BEGIN Data in this exercise

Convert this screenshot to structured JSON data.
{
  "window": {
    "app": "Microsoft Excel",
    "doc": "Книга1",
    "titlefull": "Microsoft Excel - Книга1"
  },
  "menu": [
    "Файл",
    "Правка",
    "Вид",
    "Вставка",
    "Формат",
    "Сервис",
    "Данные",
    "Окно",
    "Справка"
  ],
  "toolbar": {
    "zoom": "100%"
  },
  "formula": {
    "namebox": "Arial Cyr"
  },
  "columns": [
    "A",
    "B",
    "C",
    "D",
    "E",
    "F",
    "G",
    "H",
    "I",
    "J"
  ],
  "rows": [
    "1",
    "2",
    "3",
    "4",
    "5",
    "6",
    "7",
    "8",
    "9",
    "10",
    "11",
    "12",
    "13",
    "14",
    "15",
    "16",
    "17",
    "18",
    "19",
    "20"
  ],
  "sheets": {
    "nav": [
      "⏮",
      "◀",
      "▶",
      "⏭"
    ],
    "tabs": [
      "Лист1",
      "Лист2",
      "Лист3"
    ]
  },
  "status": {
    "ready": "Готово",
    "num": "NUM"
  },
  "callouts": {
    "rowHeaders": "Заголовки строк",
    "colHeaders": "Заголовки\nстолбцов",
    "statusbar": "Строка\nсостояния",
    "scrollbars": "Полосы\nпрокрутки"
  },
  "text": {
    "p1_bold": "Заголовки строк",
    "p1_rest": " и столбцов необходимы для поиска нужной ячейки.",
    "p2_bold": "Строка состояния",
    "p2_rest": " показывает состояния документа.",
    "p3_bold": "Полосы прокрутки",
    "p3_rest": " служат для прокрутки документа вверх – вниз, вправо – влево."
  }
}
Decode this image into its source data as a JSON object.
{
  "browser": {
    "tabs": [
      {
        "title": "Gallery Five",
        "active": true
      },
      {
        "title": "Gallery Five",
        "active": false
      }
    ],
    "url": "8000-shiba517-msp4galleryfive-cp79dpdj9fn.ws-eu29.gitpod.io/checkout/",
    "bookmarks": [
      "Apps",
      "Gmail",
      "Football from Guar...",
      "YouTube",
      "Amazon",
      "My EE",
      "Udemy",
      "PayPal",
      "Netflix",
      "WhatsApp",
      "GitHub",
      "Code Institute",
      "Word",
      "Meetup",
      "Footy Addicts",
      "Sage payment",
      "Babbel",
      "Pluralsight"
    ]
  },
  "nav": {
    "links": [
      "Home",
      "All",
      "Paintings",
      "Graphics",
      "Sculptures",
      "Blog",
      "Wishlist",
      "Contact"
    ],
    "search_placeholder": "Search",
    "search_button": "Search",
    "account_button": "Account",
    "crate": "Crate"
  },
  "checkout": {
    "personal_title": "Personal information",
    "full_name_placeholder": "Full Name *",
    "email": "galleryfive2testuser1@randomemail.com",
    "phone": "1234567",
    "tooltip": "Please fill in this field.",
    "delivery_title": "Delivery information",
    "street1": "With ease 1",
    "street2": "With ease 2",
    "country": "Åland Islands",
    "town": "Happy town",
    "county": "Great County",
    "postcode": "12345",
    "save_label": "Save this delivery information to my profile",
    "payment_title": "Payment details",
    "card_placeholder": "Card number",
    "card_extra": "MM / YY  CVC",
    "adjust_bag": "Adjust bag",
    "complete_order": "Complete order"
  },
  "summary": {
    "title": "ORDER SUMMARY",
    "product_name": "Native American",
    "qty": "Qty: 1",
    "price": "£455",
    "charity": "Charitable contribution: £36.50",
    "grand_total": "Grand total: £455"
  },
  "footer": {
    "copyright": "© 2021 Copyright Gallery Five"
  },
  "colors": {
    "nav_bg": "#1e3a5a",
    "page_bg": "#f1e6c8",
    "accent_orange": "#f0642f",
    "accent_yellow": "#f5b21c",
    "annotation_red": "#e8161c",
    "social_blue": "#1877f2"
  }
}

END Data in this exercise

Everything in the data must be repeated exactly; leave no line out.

Convert this screenshot to structured JSON data.
{
  "window": {
    "app": "Microsoft Excel",
    "doc": "Книга1",
    "titlefull": "Microsoft Excel - Книга1"
  },
  "menu": [
    "Файл",
    "Правка",
    "Вид",
    "Вставка",
    "Формат",
    "Сервис",
    "Данные",
    "Окно",
    "Справка"
  ],
  "toolbar": {
    "zoom": "100%"
  },
  "formula": {
    "namebox": "Arial Cyr"
  },
  "columns": [
    "A",
    "B",
    "C",
    "D",
    "E",
    "F",
    "G",
    "H",
    "I",
    "J"
  ],
  "rows": [
    "1",
    "2",
    "3",
    "4",
    "5",
    "6",
    "7",
    "8",
    "9",
    "10",
    "11",
    "12",
    "13",
    "14",
    "15",
    "16",
    "17",
    "18",
    "19",
    "20"
  ],
  "sheets": {
    "nav": [
      "⏮",
      "◀",
      "▶",
      "⏭"
    ],
    "tabs": [
      "Лист1",
      "Лист2",
      "Лист3"
    ]
  },
  "status": {
    "ready": "Готово",
    "num": "NUM"
  },
  "callouts": {
    "rowHeaders": "Заголовки строк",
    "colHeaders": "Заголовки\nстолбцов",
    "statusbar": "Строка\nсостояния",
    "scrollbars": "Полосы\nпрокрутки"
  },
  "text": {
    "p1_bold": "Заголовки строк",
    "p1_rest": " и столбцов необходимы для поиска нужной ячейки.",
    "p2_bold": "Строка состояния",
    "p2_rest": " показывает состояния документа.",
    "p3_bold": "Полосы прокрутки",
    "p3_rest": " служат для прокрутки документа вверх – вниз, вправо – влево."
  }
}
Decode this image into its source data as a JSON object.
{
  "browser": {
    "tabs": [
      {
        "title": "Gallery Five",
        "active": true
      },
      {
        "title": "Gallery Five",
        "active": false
      }
    ],
    "url": "8000-shiba517-msp4galleryfive-cp79dpdj9fn.ws-eu29.gitpod.io/checkout/",
    "bookmarks": [
      "Apps",
      "Gmail",
      "Football from Guar...",
      "YouTube",
      "Amazon",
      "My EE",
      "Udemy",
      "PayPal",
      "Netflix",
      "WhatsApp",
      "GitHub",
      "Code Institute",
      "Word",
      "Meetup",
      "Footy Addicts",
      "Sage payment",
      "Babbel",
      "Pluralsight"
    ]
  },
  "nav": {
    "links": [
      "Home",
      "All",
      "Paintings",
      "Graphics",
      "Sculptures",
      "Blog",
      "Wishlist",
      "Contact"
    ],
    "search_placeholder": "Search",
    "search_button": "Search",
    "account_button": "Account",
    "crate": "Crate"
  },
  "checkout": {
    "personal_title": "Personal information",
    "full_name_placeholder": "Full Name *",
    "email": "galleryfive2testuser1@randomemail.com",
    "phone": "1234567",
    "tooltip": "Please fill in this field.",
    "delivery_title": "Delivery information",
    "street1": "With ease 1",
    "street2": "With ease 2",
    "country": "Åland Islands",
    "town": "Happy town",
    "county": "Great County",
    "postcode": "12345",
    "save_label": "Save this delivery information to my profile",
    "payment_title": "Payment details",
    "card_placeholder": "Card number",
    "card_extra": "MM / YY  CVC",
    "adjust_bag": "Adjust bag",
    "complete_order": "Complete order"
  },
  "summary": {
    "title": "ORDER SUMMARY",
    "product_name": "Native American",
    "qty": "Qty: 1",
    "price": "£455",
    "charity": "Charitable contribution: £36.50",
    "grand_total": "Grand total: £455"
  },
  "footer": {
    "copyright": "© 2021 Copyright Gallery Five"
  },
  "colors": {
    "nav_bg": "#1e3a5a",
    "page_bg": "#f1e6c8",
    "accent_orange": "#f0642f",
    "accent_yellow": "#f5b21c",
    "annotation_red": "#e8161c",
    "social_blue": "#1877f2"
  }
}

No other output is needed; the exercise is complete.